The report says Trump had proposed to cut funds for the health institutes by $7.5bn, or 22%, to $26.6bn. Congress pushed back hard. The president’s proposal “would have crippled American innovation in medical research, delayed new cures and treatments and brought NIH funding to its lowest level since 2002,” said Senator Richard J Durbin of Illinois.
The House Appropriations Committee, though less generous than the Senate, still approved a $1.1bn increase for the health research agency. Lawmakers on both sides of the Capitol said they expected the final figure to be close to the higher amount in the Senate Bill. “The spectacular increase provided by the Senate Appropriations Committee is amazing in the current fiscal environment,” said Anthony J Mazzaschi, a lobbyist at the Association of Schools and Programs of Public Health. “Neither the Senate nor the House paid much attention to the president’s recommendations.”
The report says the appropriations committees in both houses rejected Trump’s proposal to slash payments to universities for overhead — the “indirect costs” of research financed by the health institutes. These include the cost of utilities, internet service, data storage, the construction and upkeep of laboratories and compliance with federal rules protecting human subjects of clinical research. In identical language, the House and Senate Bills explicitly prohibit the Trump administration from changing the formula used for decades to calculate and pay indirect costs.
“The administration’s proposal would radically change the nature of the federal government’s relationship with the research community, abandoning the government’s long-established responsibility for underwriting much of the nation’s research infrastructure, and jeopardising biomedical research nationwide,” the Senate Appropriations Committee said in a report on its Bill. The proposed cuts, it said, could not be made “without throwing research programmes across the country into disarray.”
According to the report, Tom Price, the secretary of health and human services, had argued for the proposed cuts, saying they would not harm research. “About 30% of the grant money that goes out is used for indirect expenses, which, as you know, means that that money goes for something other than the research that’s being done,” Price told the House Appropriations Committee in March.
But, the report says, he won few converts. “Indirect costs are very real costs,” said Dr Landon S King, the executive vice dean of the Johns Hopkins University School of Medicine, and “there is not another source to pay for them.”
The Senate Bill provides a 29% increase in funds for research on Alzheimer’s disease, bringing the total to $1.8bn for next year.
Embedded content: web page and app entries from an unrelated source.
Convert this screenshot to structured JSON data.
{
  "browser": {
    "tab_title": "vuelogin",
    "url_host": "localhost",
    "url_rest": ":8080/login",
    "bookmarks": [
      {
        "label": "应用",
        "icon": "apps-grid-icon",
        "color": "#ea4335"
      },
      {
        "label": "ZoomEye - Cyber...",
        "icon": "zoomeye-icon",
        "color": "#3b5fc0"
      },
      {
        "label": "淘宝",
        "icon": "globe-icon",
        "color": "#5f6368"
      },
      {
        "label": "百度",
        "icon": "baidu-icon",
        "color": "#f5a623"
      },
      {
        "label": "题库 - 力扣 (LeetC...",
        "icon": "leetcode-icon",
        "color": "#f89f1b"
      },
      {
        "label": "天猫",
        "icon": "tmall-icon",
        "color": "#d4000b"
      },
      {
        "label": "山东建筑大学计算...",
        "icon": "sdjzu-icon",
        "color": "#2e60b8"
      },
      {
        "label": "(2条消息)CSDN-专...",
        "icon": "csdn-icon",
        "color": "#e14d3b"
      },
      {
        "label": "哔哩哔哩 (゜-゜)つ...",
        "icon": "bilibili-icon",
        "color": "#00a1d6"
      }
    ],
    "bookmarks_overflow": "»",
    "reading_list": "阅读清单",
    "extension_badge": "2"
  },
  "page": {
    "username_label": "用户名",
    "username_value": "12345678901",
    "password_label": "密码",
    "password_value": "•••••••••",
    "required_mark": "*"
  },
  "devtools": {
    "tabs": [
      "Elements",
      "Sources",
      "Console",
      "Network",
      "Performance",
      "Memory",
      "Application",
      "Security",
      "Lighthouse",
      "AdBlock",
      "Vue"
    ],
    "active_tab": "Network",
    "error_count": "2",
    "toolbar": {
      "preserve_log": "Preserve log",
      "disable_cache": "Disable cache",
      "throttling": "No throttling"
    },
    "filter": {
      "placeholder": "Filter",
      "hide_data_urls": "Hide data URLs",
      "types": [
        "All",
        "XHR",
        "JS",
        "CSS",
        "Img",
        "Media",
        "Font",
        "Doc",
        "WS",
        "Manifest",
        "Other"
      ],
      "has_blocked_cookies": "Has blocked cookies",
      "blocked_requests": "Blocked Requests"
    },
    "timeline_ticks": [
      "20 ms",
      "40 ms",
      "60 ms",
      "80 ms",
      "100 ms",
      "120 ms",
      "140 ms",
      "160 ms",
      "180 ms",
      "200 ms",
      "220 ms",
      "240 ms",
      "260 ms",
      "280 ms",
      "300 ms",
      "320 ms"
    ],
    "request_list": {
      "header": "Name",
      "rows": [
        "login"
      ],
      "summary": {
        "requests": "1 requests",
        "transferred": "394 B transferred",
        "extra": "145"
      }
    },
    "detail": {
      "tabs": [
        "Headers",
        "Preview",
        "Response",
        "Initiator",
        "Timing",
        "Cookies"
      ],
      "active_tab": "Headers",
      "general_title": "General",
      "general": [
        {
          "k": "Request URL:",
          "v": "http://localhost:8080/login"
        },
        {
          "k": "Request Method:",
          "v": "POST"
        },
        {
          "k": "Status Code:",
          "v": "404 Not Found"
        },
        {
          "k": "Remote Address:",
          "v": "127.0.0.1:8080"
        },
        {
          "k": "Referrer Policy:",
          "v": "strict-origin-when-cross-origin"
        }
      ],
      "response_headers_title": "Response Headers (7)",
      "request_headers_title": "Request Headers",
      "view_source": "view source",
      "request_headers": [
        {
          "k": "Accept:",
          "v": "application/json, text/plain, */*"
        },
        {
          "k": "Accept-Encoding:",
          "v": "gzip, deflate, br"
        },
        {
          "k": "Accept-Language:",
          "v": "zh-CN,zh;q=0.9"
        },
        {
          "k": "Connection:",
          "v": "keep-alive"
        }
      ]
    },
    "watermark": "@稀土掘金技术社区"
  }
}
The House Bill provides a similar increase. The Senate committee described Alzheimer’s as “the most expensive disease in America.’’ The nation spends nearly $260bn a year caring for people with Alzheimer’s and other forms of dementia, with Medicare and Medicaid accounting for two-thirds of that amount, according to the Alzheimer’s Association.
The report says the House and Senate committees also rejected Trump’s proposal to eliminate a unit of the NIH that works with other countries to combat global health threats. “Disease knows no borders,” the Senate panel said. As evidence of its value, the committee pointed to the work of the NIH unit, the Fogarty International Centre, in fighting Ebola, Zika, malaria and many other diseases.
The actions on both sides of the Capitol amounted to a vote of confidence in Dr Francis S Collins, the director of the National Institutes of Health, who was appointed by President Barack Obama in 2009 and retained by Trump. Collins helped identify a gene responsible for cystic fibrosis and led the government’s successful effort to map the human genome, deciphering the instruction book for human DNA.The New York Times report